Trade terms can represent positive colors and qualities that are united like a stones source. The qualities might be typical of that source or they might represent the finest stones from that source.
But a single source never consistently yields gems that are all the same color and quality. In fact, the descriptive term might represent deserted a small percentage of stones from that source. The make public of stones from a particular source often varies exceeding time, and the indigenous atmosphere associated with that source might no longer have the same opinion the material produced.
New sources can manufacture material entirely thesame to rubies from classical sources or similar to a slightly alternative appearance, but just as beautiful.
People in the trade expect rubies to have at least some inclusions because inclusion-free rubies are more or less nonexistent. Ruby value depends upon how visible the inclusions are.

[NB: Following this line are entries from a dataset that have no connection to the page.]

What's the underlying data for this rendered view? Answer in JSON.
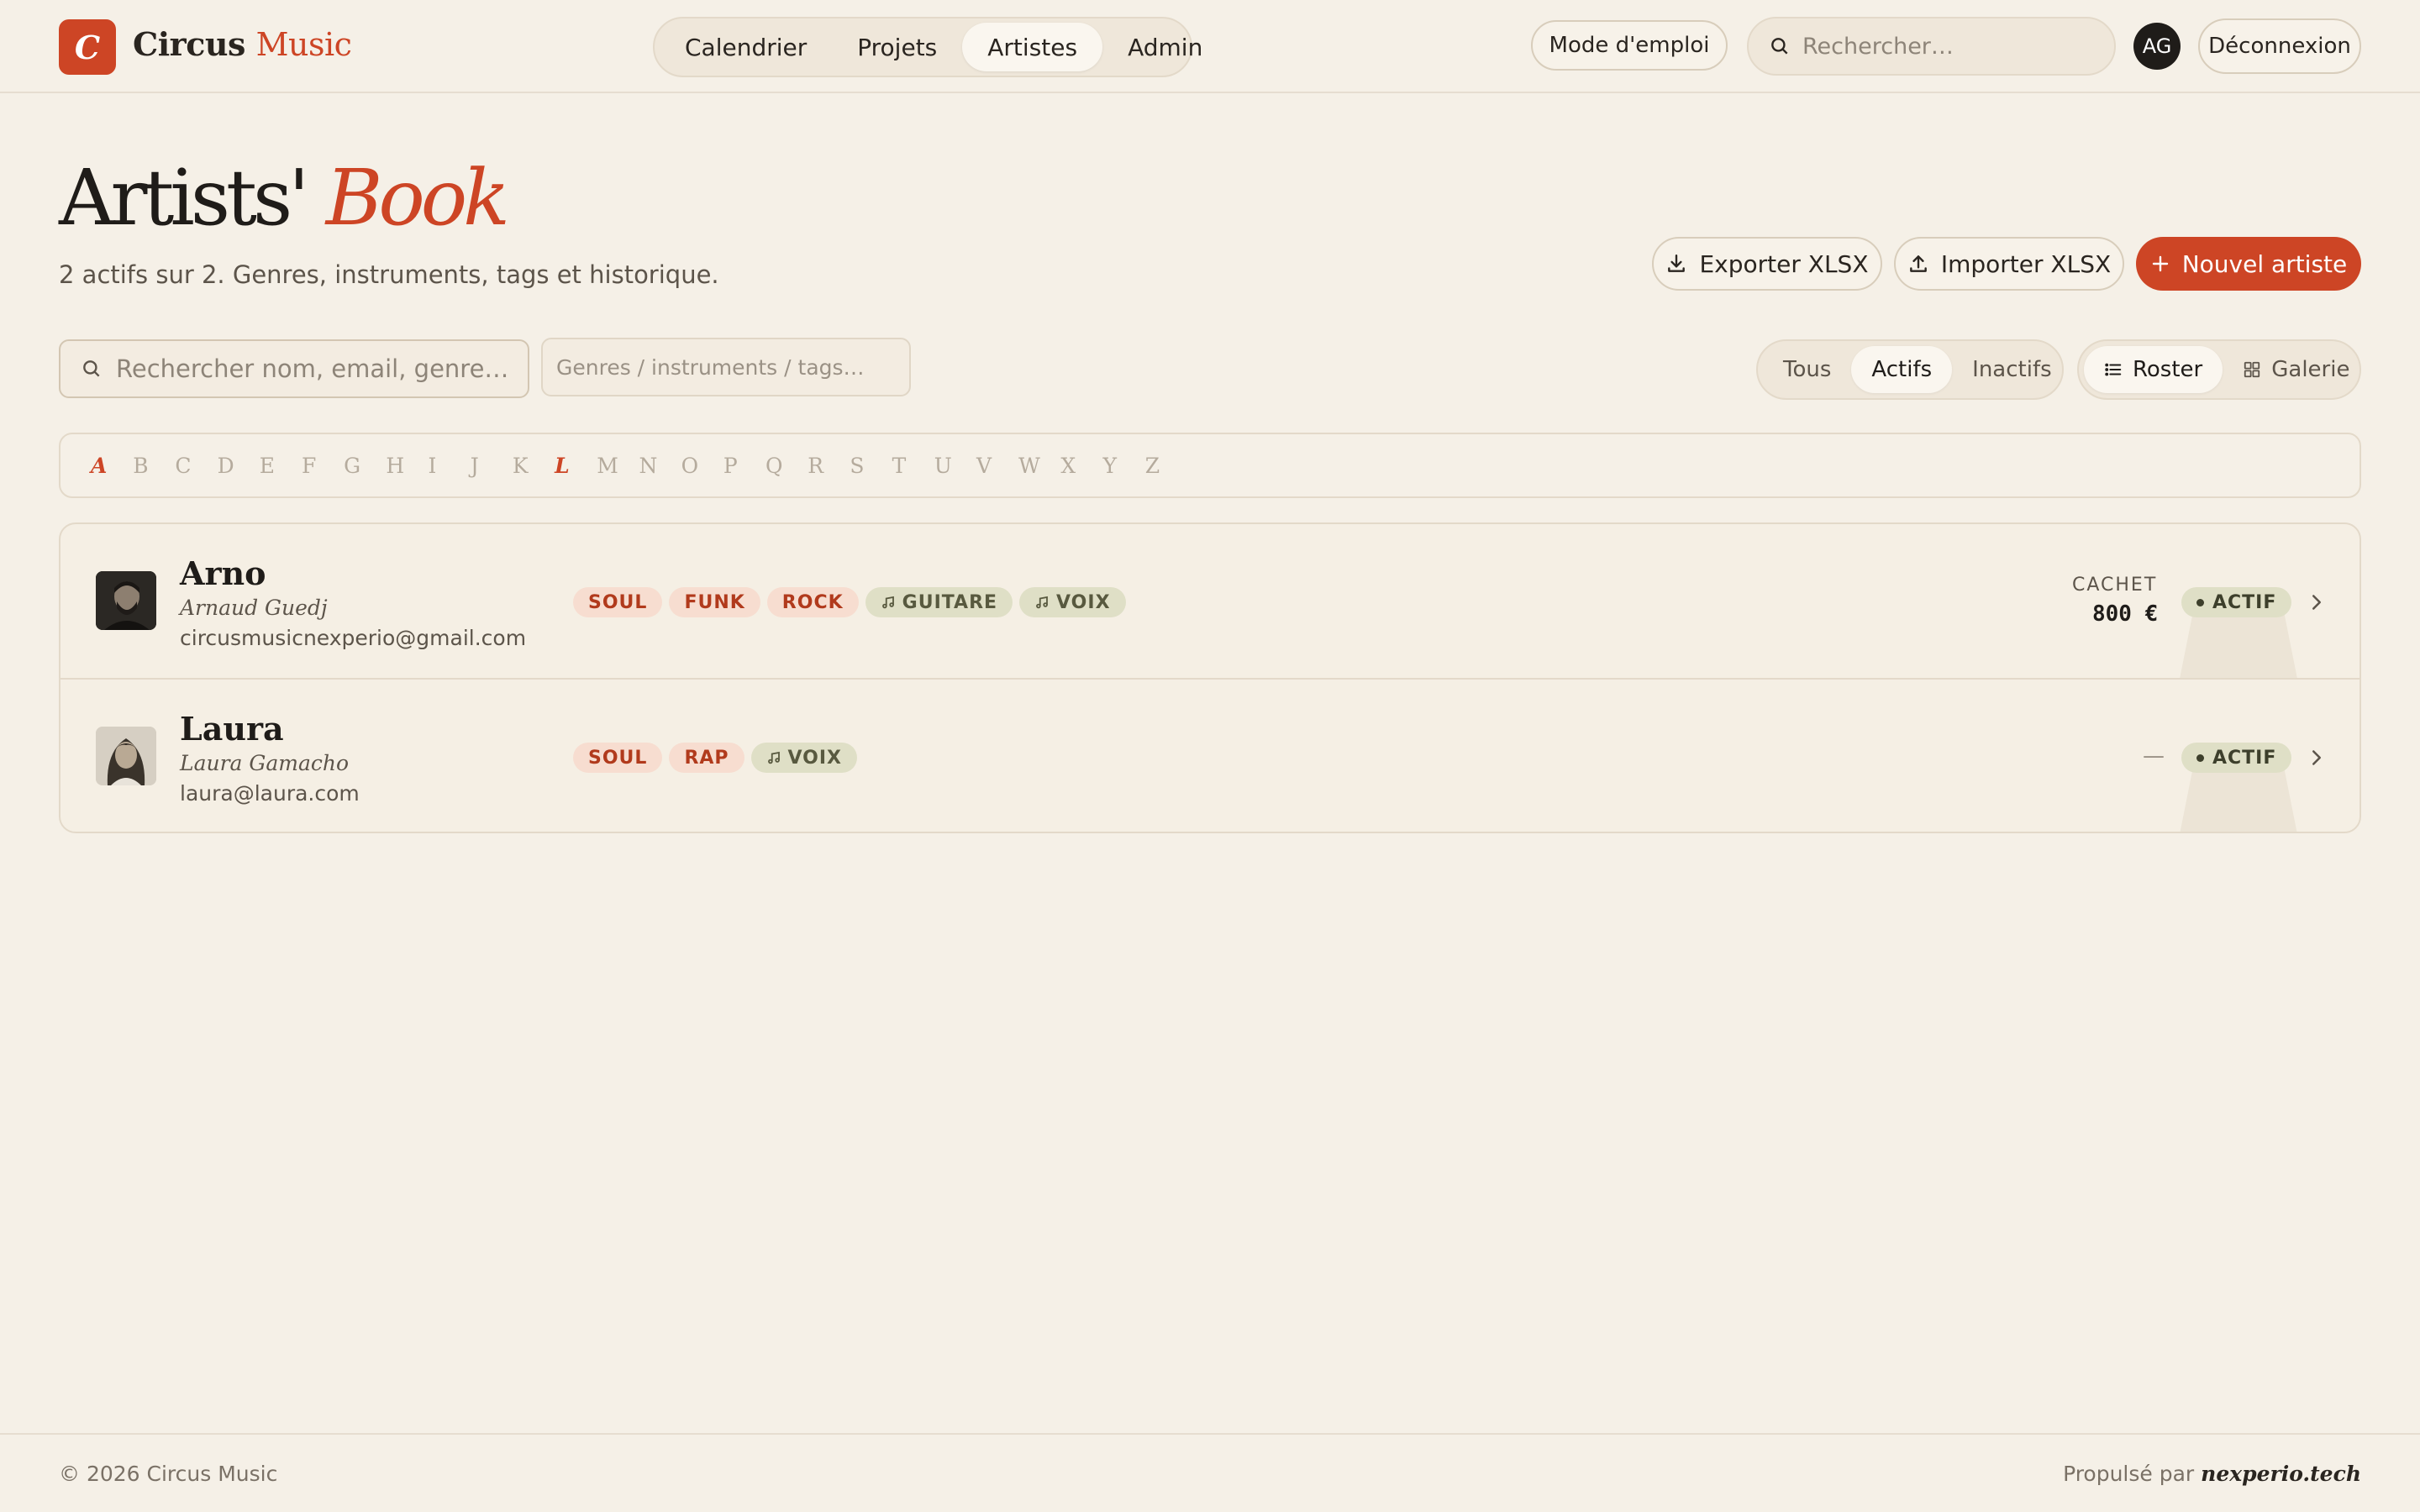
{
  "brand": {
    "logo_letter": "C",
    "name_part1": "Circus",
    "name_part2": "Music"
  },
  "nav": {
    "items": [
      {
        "label": "Calendrier",
        "active": false
      },
      {
        "label": "Projets",
        "active": false
      },
      {
        "label": "Artistes",
        "active": true
      },
      {
        "label": "Admin",
        "active": false
      }
    ]
  },
  "header": {
    "help_label": "Mode d'emploi",
    "search_placeholder": "Rechercher…",
    "avatar_initials": "AG",
    "logout_label": "Déconnexion"
  },
  "page": {
    "title_part1": "Artists'",
    "title_part2": "Book",
    "subtitle": "2 actifs sur 2. Genres, instruments, tags et historique.",
    "export_label": "Exporter XLSX",
    "import_label": "Importer XLSX",
    "new_label": "Nouvel artiste"
  },
  "filters": {
    "search_placeholder": "Rechercher nom, email, genre…",
    "tags_placeholder": "Genres / instruments / tags…",
    "status_options": [
      {
        "label": "Tous",
        "active": false
      },
      {
        "label": "Actifs",
        "active": true
      },
      {
        "label": "Inactifs",
        "active": false
      }
    ],
    "view_options": [
      {
        "label": "Roster",
        "icon": "list-icon",
        "active": true
      },
      {
        "label": "Galerie",
        "icon": "grid-icon",
        "active": false
      }
    ]
  },
  "alphabet": {
    "letters": [
      "A",
      "B",
      "C",
      "D",
      "E",
      "F",
      "G",
      "H",
      "I",
      "J",
      "K",
      "L",
      "M",
      "N",
      "O",
      "P",
      "Q",
      "R",
      "S",
      "T",
      "U",
      "V",
      "W",
      "X",
      "Y",
      "Z"
    ],
    "available": [
      "A",
      "L"
    ]
  },
  "artists": [
    {
      "name": "Arno",
      "real_name": "Arnaud Guedj",
      "email": "circusmusicnexperio@gmail.com",
      "genres": [
        "SOUL",
        "FUNK",
        "ROCK"
      ],
      "instruments": [
        "GUITARE",
        "VOIX"
      ],
      "cachet_label": "CACHET",
      "cachet_value": "800 €",
      "status": "ACTIF"
    },
    {
      "name": "Laura",
      "real_name": "Laura Gamacho",
      "email": "laura@laura.com",
      "genres": [
        "SOUL",
        "RAP"
      ],
      "instruments": [
        "VOIX"
      ],
      "cachet_label": "",
      "cachet_value": "—",
      "status": "ACTIF"
    }
  ],
  "footer": {
    "copyright": "© 2026 Circus Music",
    "powered_prefix": "Propulsé par",
    "powered_by": "nexperio.tech"
  },
  "colors": {
    "accent": "#cd4525",
    "background": "#f5f0e7",
    "genre_tag_bg": "#f7ddd0",
    "instrument_tag_bg": "#dfdfc6"
  }
}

Obvious inclusions or inclusions that edit transparency or brightness subjugate a rubys value dramatically.
If large and prominent inclusions are located under the table facet, they greatly diminish the transparency, brilliance, and value of the stone. Inclusions can next limit a rubys durability. Significant surface-reaching fractures can pose durability threats.
Typical ruby clarity characteristics supplement thin mineral inclusions called needles. as soon as the mineral is rutile and needles are present in intersecting groups, it is called silk. Needles might be rapid or long and slender, and they might appear to be woven tightly together.
Ruby can as well as contain needles composed of extra minerals, little crystals, zones of color variation, or inclusions that resemble fingerprints.
Some inclusions can actually contribute favorably to a gems appearance. The presence of rutile silk causes well-ventilated to scatter across facets that might on the other hand be too dark. This adds softness to the color and spreads the color more evenly across the rubys crown.
Needles that intersect can next cause the star effect, called asterism, as soon as the stone is cut past a curved upper surface.
Several factors do its stuff the clip and proportion of rubies upon the market. A rubys crystal assume dictates its adequacy for definite cuts. The most common distress is a flat tabular hexagonal shape, but ruby crystals from some sources can be elongated.
To accommodate these crystal shapes, the most common shapes of fashioned rubies are ovals and cushions, past brilliant-cut crowns of kite-shaped and triangular facets, and step-cut pavilions as soon as concentric rows of rectangular or square facets.
Round, triangular, emerald-cut, pear, and marquise rubies are with available. But these shapes are rare in larger sizes and complex qualities.
Ruby Jamaica 1957aggressive is certainly expensive, correspondingly cutters try to conserve as much weight as possible. They might fashion flattened ruby prickly into shallow stones, even while fresh escapes through flattened pavilions, causing an unattractive see-through place in the rock called a window.
Pleochroismthe aerate of substitute colors in swap crystal directionsis choice factor that influences cut. In ruby it typically appears as red to purplish red in one crystal direction and orangy red in the other. Cutters can minimize the orangy red color by orienting the table facet perpendicular to the long crystal direction. Even so, its not always reachable to orient a ruby for ideal color compensation because the potential loss of weight would be too great.
ruby Guinea-Bissau 1942 as it increases in size.
For example: A commercial-quality 5-carat ruby might sell for very nearly twice as much per carat (10 mature total rock value) as a commercial-quality 1-carat ruby, though a fine-quality 5-carat ruby sells for higher than five era more per carat (25 become old sum stone value) than a fine-quality 1-carat ruby.
These examples are not expected for correct pricing guidelines, but to illustrate how much the per-carat price can go going on as the size and the atmosphere rise.